You’ll also find every kind of international cuisine – Vietnamese, Mexican, Italian, Japanese, Russian, Thai, and on and on. Beijing and Guangzhou might both have their own unique cultures and traditions, but they are still two of the biggest cities in the world with people of all nationalities, and that is strongly reflected in the food!
Things To Do In Beijing vs. Guangzhou
Beijing and Guangzhou both have a number of attractions to visit, whether it be temples and historical sites or modern museums and famous landmarks.
Beijing is definitely the bigger tourist draw, boasting world famous sites like the Great Wall, the Forbidden City, Tiananmen Square, the Summer Palace, and famous streets like Wangfujing and Qianmen. There also many local Chinese experiences to try, like hutong tours and markets.
Some of my favorite places/things to do in Beijing:
- Gubei Water Town & Simatai Great Wall
- The Beijing Panjiayuan Flea Market
- The Best Instagram Spots in Beijing
- Hiking The Badaling Section of The Great Wall of China
It’s hard to compete with the Great Wall, but Guangzhou still has a lot to see and do! The Canton Tower (my favorite), Pearl River Cruises, Baiyun Mountain, Temple of the Six Baiyun Trees, and Shangxiajiu Pedestrian Street are all popular to do, and Guangzhou also has the Chimelong Circus.
Some of my favorite places/things to do in Guangzhou:
- 20 Things You Must Do In Guangzhou
- Rooftopping in Guangzhou
- The Guangzhou Lotus Hill
- 5 Awesome Temples To Visit in Guangzhou
As a bonus, Guangzhou is super close to Hong Kong, so you have the added benefit of easily taking a weekend trip there when you feel like it!
Expat Life in Beijing vs. Guangzhou
This is the biggest topic people moving to China are curious about. Where do you hang out? How do you meet people? Are there organizations to join? Both big cities have plenty of ways to enjoy life in China and meet other expats.
Beijing has it all, from dance clubs, live music scenes, local breweries, trivia nights, book clubs, sport teams, food festivals, and more. You can find every kind of food imaginable. Sanlitun is one of the most popular area for expats to hang out in: you can shop, eat, drink, and go clubbing all in this area. Wudaokou is the university area and is also a popular area for expats.
- Popular Expat Bars and Restaurants: Paddy O’Shea’s, Cafe de la Poste, The Local, Jing A Brew Pub, Slow Boat Brewery, Sidestreet, Q Mex, Tiki Bar, Great Leap Brewing
- Popular Clubs and Music Venues: Mixx, One Third, Salsa Caribe, Temple, Modernista, School Live Bar, Dada, Destination
There are always lots of Wechat groups and official pages to follow to learn more about city events and parties.
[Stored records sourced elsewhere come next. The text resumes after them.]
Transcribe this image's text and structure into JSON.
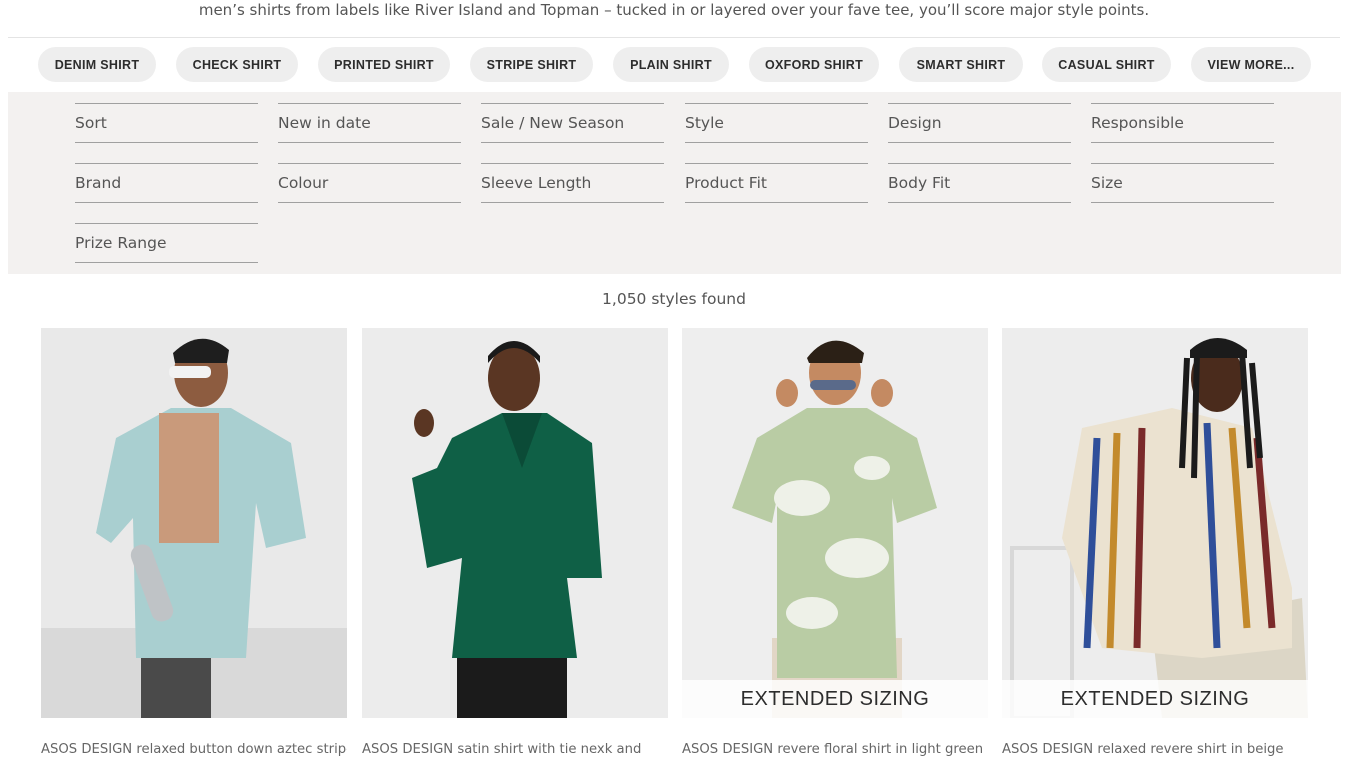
{
  "intro_text": "men’s shirts from labels like River Island and Topman – tucked in or layered over your fave tee, you’ll score major style points.",
  "chips": [
    {
      "label": "DENIM SHIRT"
    },
    {
      "label": "CHECK SHIRT"
    },
    {
      "label": "PRINTED SHIRT"
    },
    {
      "label": "STRIPE SHIRT"
    },
    {
      "label": "PLAIN SHIRT"
    },
    {
      "label": "OXFORD SHIRT"
    },
    {
      "label": "SMART SHIRT"
    },
    {
      "label": "CASUAL SHIRT"
    },
    {
      "label": "VIEW MORE..."
    }
  ],
  "filters": [
    {
      "label": "Sort"
    },
    {
      "label": "New in date"
    },
    {
      "label": "Sale / New Season"
    },
    {
      "label": "Style"
    },
    {
      "label": "Design"
    },
    {
      "label": "Responsible"
    },
    {
      "label": "Brand"
    },
    {
      "label": "Colour"
    },
    {
      "label": "Sleeve Length"
    },
    {
      "label": "Product Fit"
    },
    {
      "label": "Body Fit"
    },
    {
      "label": "Size"
    },
    {
      "label": "Prize Range"
    }
  ],
  "results_count": "1,050 styles found",
  "products": [
    {
      "title": "ASOS DESIGN relaxed button down aztec stripe",
      "badge": "",
      "shirt_color": "#a9cfd0",
      "pattern": "aztec"
    },
    {
      "title": "ASOS DESIGN satin shirt with tie nexk and",
      "badge": "",
      "shirt_color": "#0f6046",
      "pattern": "satin"
    },
    {
      "title": "ASOS DESIGN revere floral shirt in light green",
      "badge": "EXTENDED SIZING",
      "shirt_color": "#b9cca4",
      "pattern": "floral"
    },
    {
      "title": "ASOS DESIGN relaxed revere shirt in beige",
      "badge": "EXTENDED SIZING",
      "shirt_color": "#ebe2d0",
      "pattern": "stripes"
    }
  ],
  "colors": {
    "chip_bg": "#eeeeee",
    "filter_panel_bg": "#f3f1f0",
    "text": "#2d2d2d",
    "muted": "#555555"
  }
}
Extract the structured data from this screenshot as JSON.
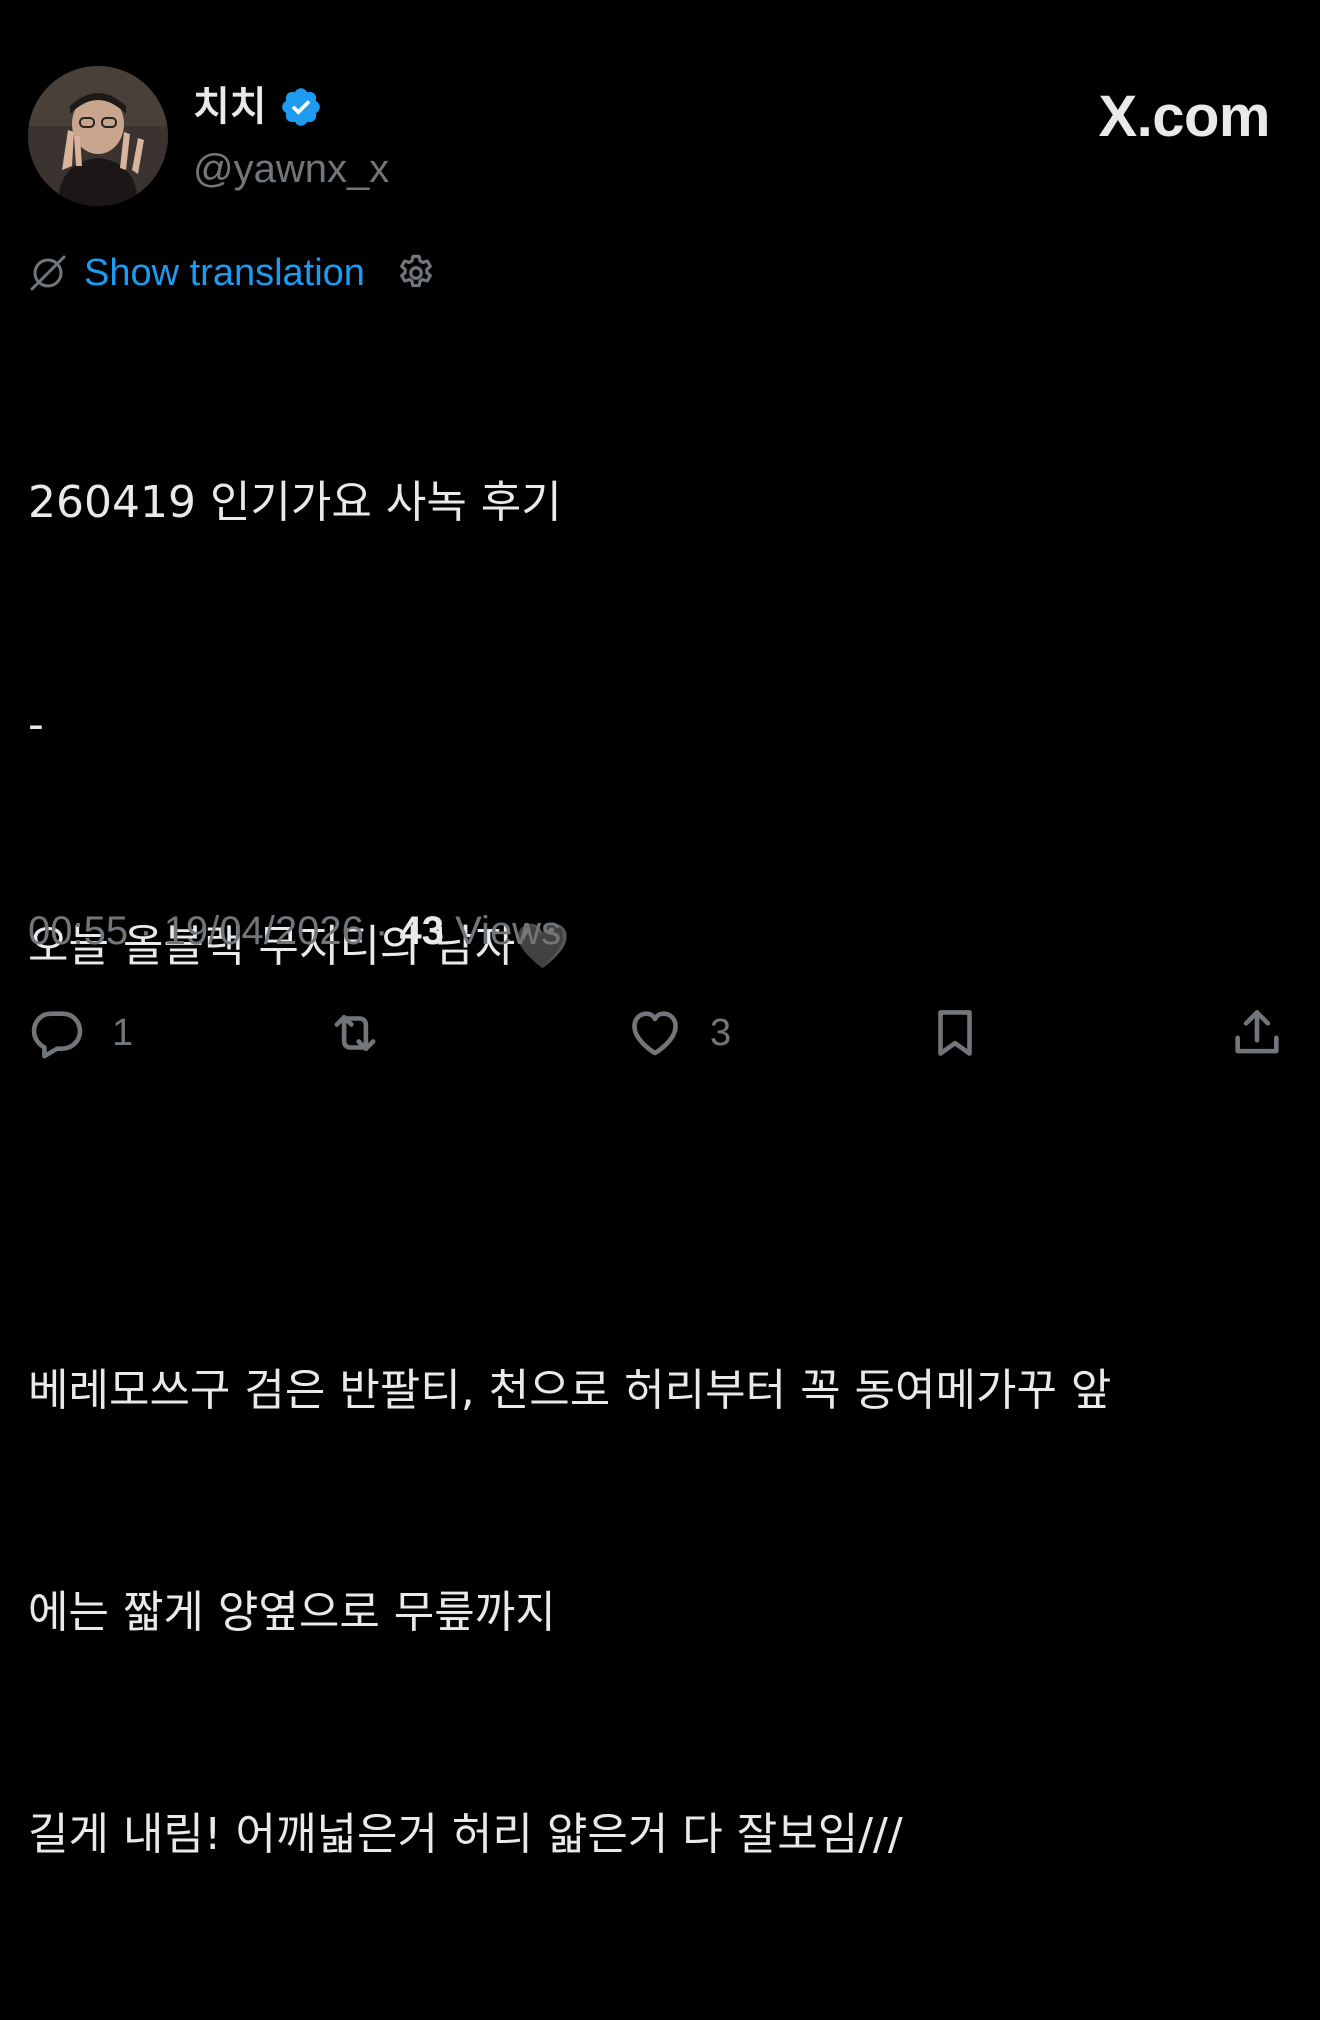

If you’re looking for more ways to get involved in Beijing, check out these pages:
Guangzhou also has a lively expat scene with many similar events to Beijing and two big areas for going out: Party Pier and Zhujiang New Town.
- Popular Expat Bars and Hangouts: The Brew, Hooley’s, Fei Bar, Zapata’s, Morgan’s, The Tavern
- Popular Clubs: Suns, Woo Bar, Revolucion, True Colors,
If you’re looking for more ways to get involved in Guangzhou, check out these pages:
Skyline/Architecture in Beijing vs. Guangzhou
While I love living in Beijing and rave about it all the time, I do think the Guangzhou skyline is prettier and I miss the Canton Tower!
At the same time, I love the Beijing hutongs and the street style.
Living in Beijing vs. Guangzhou
Ultimately, your experience in Beijing and Guangzhou will vary depending on where you live and work, what you enjoy doing, the people you meet , and what kind of lifestyle you want.
Whether you’re moving to Beijing or Guangzhou, I recommend joining Facebook groups, Wechat groups, and other sites with expats to get more information about living in China and to connect with others. These are two of the biggest cities in China, and you’ll find it much easier to find other expats and foreign shops and restaurants in these cities than other ones.
Have you lived in Beijing or Guangzhou? How was your experience? What did you like/dislike about that city?
Or maybe you’re considering moving to a small Chinese city! If so, check out my post comparing big and small cities in China: Living in China: Big City VS. Small City